    The Lions' winless performance in 2008 and 2–14 season in 2009, coupled with the effects of the Great Recession in Michigan, led to several local broadcast blackouts, as local fans did not purchase enough tickets by the 72-hour blackout deadline. In 2008, five of the Lions' final six home games of the season did not sell out, with the Thanksgiving game being the exception. The first blackout in the seven-year history of Ford Field was on October 26, 2008, against the Washington Redskins. The previous 50 regular season home games had been sellouts. The second home game of the 2009 season in which the Lions broke the losing streak (also against the Washington Redskins) was blacked out locally, as well as the comeback victory over the Cleveland Browns. The Lions had only one blackout in 2010, the Washington Redskins game, which the Lions won 37–25.[10]

    Games were also often blacked out at the Lions' previous home, the (perhaps over-sized) 80,000-seat Pontiac Silverdome, despite winning seasons and the success and popularity of star players such as Barry Sanders.

    See also

    Notes and references

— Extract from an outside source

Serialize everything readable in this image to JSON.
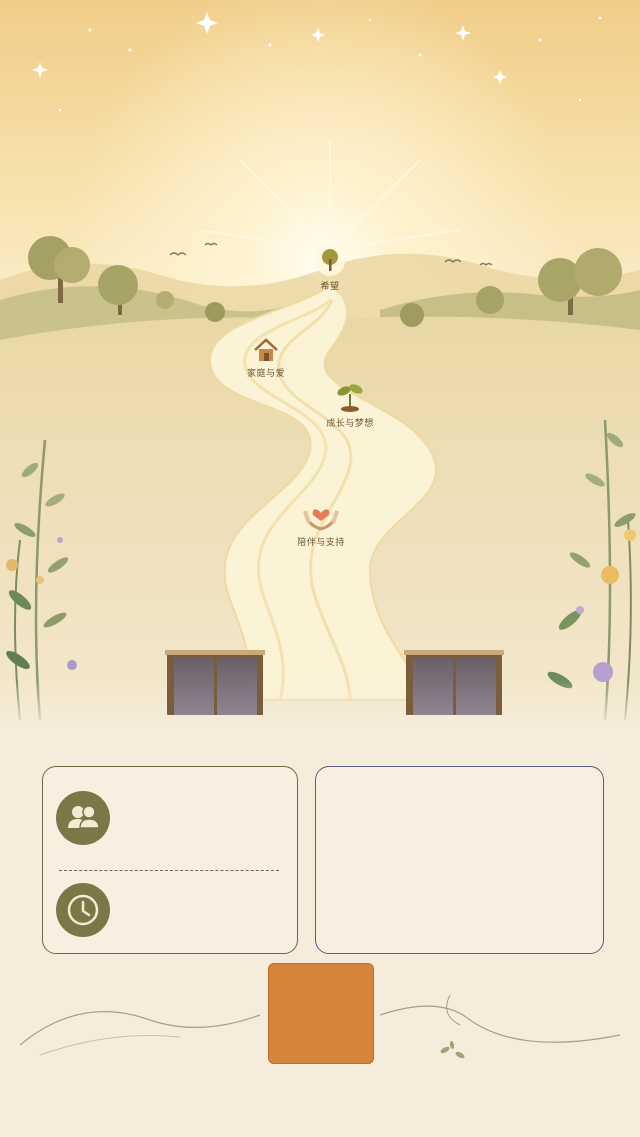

    1. ^ "Detroit Lions Team Facts". Pro Football Hall of Fame. December 29, 2014. Retrieved December 29, 2014. 
    2. ^ Lions black uniforms have been officially retired, February 9, 2009
    3. ^ ESPN NFL Attendance Report
    4. ^ Associated Press (March 21, 2009). "Lions to retire Smith's No. 93 in '09". ESPN. Retrieved 2009-03-21. 
    5. ^ Baskin, Andy (August 18, 2011). "Baskin: Browns-Lions battle for 'Barge' trophy". WEWS-TV. Retrieved 2013-08-10. 
    6. ^ Schudel, Jeff (November 22, 2009). "Great Lakes Classic has lacked luster since its beginning". The Morning Journal. Retrieved 2009-03-21. 
    7. ^ Detroit Lions Official Site: Detroit Lions Radio Network Affiliates
    8. ^ Lions staying with WXYT as flagship station Detroit News October 9, 2009[dead link]
    9. ^ WXYZ: "Detroit Lions and WXYZ partner for 2011 season", February 8, 2011.
    10. ^ Kowalski, Tom (October 28, 2010). "Detroit Lions' game on Sunday will be blacked out locally". Retrieved October 29, 2010. 

    External links